Material for the task: Begin

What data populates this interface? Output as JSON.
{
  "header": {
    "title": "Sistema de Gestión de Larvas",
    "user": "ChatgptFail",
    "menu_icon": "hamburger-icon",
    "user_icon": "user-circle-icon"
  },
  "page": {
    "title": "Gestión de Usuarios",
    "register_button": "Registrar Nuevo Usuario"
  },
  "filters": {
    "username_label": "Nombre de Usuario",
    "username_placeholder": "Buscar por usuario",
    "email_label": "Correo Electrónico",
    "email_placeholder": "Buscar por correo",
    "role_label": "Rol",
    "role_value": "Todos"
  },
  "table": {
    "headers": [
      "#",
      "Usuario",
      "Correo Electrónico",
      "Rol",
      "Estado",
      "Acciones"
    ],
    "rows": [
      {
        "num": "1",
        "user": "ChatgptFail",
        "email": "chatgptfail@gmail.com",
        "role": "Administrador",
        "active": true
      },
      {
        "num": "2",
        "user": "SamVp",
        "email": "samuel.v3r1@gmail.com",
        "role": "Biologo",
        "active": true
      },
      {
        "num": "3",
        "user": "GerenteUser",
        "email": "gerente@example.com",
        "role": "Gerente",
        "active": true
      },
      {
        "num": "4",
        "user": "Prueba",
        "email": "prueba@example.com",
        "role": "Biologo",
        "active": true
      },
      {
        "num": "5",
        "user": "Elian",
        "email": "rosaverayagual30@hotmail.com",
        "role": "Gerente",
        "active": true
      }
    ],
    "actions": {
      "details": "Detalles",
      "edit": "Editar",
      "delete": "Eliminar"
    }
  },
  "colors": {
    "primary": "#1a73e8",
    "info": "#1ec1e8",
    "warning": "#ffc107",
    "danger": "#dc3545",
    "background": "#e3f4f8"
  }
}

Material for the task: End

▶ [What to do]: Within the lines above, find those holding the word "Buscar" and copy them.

▶ [Written solution]:
    "username_placeholder": "Buscar por usuario",
    "email_placeholder": "Buscar por correo",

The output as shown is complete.